Every distance, in your mind, is relative to the last one you ran and the next one you are going to run. There is no isolated rule that 10 miles is long, because 10 miles is less than half of the distance that you will eventually run. And because there is a schedule on your fridge with an expiration date, and a sense of inevitability, your mind can’t protest as much as your legs do. My friend and I mutually agreed that our most difficult run was the 8-miler. Yes, out of all the runs we did, the 8 miles were the hardest.
Japanese novelist Haruki Murakami has written an amazing non-fiction book, What I Talk About When I Talk About Running, about the intertwined nature of his running, writing, and personality. The Charles River in Boston is coincidentally one of his favorite places to run. He writes:
“In long-distance running the only opponent you have to beat is yourself, the way you used to be.”

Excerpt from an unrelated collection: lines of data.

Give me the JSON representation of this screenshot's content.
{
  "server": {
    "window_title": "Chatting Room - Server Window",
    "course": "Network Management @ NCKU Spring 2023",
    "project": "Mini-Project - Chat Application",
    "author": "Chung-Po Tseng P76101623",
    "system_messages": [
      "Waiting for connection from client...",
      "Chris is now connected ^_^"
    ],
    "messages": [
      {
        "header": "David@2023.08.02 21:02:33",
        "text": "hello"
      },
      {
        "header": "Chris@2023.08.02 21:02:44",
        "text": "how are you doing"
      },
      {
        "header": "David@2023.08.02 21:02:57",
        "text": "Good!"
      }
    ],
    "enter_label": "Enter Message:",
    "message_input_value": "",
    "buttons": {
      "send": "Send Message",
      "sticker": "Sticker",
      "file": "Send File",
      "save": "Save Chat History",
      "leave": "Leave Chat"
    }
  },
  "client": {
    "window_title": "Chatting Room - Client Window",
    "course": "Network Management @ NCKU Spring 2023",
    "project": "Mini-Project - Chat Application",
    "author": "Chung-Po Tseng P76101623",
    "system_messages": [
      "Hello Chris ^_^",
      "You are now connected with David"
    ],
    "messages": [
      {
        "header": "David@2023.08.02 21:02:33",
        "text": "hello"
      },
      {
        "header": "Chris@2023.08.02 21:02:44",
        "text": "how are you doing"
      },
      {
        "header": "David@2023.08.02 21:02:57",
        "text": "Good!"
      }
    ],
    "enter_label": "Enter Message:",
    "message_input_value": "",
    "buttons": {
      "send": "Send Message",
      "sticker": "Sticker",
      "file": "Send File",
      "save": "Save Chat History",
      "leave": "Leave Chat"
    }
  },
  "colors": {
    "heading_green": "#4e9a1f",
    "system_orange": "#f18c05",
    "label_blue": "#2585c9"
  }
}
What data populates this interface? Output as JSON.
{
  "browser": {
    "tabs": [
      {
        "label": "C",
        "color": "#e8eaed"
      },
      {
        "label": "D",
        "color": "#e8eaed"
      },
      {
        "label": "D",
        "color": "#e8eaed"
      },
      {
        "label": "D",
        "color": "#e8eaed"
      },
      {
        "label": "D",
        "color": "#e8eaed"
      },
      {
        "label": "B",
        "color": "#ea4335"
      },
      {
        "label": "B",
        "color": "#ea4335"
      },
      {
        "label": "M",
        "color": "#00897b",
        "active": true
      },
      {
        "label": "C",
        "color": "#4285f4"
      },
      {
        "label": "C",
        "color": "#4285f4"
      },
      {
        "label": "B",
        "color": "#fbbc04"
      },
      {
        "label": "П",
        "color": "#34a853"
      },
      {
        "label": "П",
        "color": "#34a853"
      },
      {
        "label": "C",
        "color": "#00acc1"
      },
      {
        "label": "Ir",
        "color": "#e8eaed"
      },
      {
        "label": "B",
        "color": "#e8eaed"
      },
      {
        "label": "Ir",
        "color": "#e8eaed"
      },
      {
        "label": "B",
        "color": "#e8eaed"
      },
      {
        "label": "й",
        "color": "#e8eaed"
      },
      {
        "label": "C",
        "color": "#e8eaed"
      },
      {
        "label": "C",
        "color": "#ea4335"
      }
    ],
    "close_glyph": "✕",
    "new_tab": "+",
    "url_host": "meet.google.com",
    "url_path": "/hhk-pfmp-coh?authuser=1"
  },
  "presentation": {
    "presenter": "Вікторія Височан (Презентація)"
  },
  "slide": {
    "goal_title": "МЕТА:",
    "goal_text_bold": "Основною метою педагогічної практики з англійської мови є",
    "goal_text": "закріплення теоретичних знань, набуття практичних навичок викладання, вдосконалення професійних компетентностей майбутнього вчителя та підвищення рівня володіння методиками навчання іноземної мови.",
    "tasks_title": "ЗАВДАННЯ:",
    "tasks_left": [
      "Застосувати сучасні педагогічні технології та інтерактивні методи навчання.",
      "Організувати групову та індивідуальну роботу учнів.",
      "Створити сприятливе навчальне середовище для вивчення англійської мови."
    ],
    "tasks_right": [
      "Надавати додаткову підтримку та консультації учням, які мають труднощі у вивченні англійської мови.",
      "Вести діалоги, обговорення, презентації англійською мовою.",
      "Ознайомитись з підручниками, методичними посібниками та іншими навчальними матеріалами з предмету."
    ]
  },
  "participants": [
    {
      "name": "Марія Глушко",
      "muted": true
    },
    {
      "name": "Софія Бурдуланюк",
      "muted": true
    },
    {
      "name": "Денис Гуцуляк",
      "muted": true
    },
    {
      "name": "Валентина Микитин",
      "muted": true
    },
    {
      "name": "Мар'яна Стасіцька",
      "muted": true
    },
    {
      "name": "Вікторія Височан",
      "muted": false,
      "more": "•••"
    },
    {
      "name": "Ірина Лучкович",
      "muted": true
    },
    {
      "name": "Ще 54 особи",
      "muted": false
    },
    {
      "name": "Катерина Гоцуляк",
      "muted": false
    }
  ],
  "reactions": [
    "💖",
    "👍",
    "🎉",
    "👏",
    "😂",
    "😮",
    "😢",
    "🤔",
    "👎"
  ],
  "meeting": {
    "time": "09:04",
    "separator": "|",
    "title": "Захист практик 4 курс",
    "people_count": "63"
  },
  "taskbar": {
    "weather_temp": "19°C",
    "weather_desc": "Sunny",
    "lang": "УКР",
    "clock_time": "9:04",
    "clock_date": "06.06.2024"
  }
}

I like this idea—that every Saturday there is a shadow of my last Saturday’s self running alongside me, but this Saturday I leave the shadow behind at mile X, and go on two more miles. Incrementally ahead, but still ahead of where I once was.
Murakami also writes:
“I just run. I run in a void. Or maybe I should put it the other way: I run in order to acquire a void….The kinds of thoughts and ideas that invade my emotions as I run remain subordinate to that void. Lacking content, they are just random thoughts that gather around that central void.”
Typically the word “void” has a negative connotation, indicating the absence of something, and implying something is always better than nothing. But maybe you need nothing sometimes. The best part of a run is when you forget that you are running, and forget that you are thinking. Usually that only happens to me 2 miles into a run, and sometimes the void itself runs away from me, and I am back out of breath. My strategy for acquiring the “void” is to run at the same, slow, 10-12 min/mile pace. That is why I want to tell people, when they think I’m “intense,” that no—far from it. I run slow and meditatively, to feel like I’m not running at all. Often I trip and fall out of my reverie and onto the sidewalk. Chins hit, palms bloodied, knees scraped. Apart from the physical injury, being rudely jolted out of the “void” is similar, ironically, to having a dream about running and your twitching feet eventually jolting you back to wakefulness.
Before the Disney marathon a few weeks ago, tired of all the long practice runs and the anticipation of such a long event, I told myself not to train for anything of that distance again. I even went so far as to wonder if I should switch from running to something else.
But this week, when the ellipticals at the gym were full and I gingerly stepped on a treadmill, I realized that I can’t make a blanket decision like that. Running propels me like nothing else does—literally and figuratively. I won’t be like Murakami and run a marathon every single year, that’s for sure—and I may never have the time or desire to hit marathon #3. But I hope to keep up my voidful, self-competitive sport of plodding: whether for one minute, one mile, or many.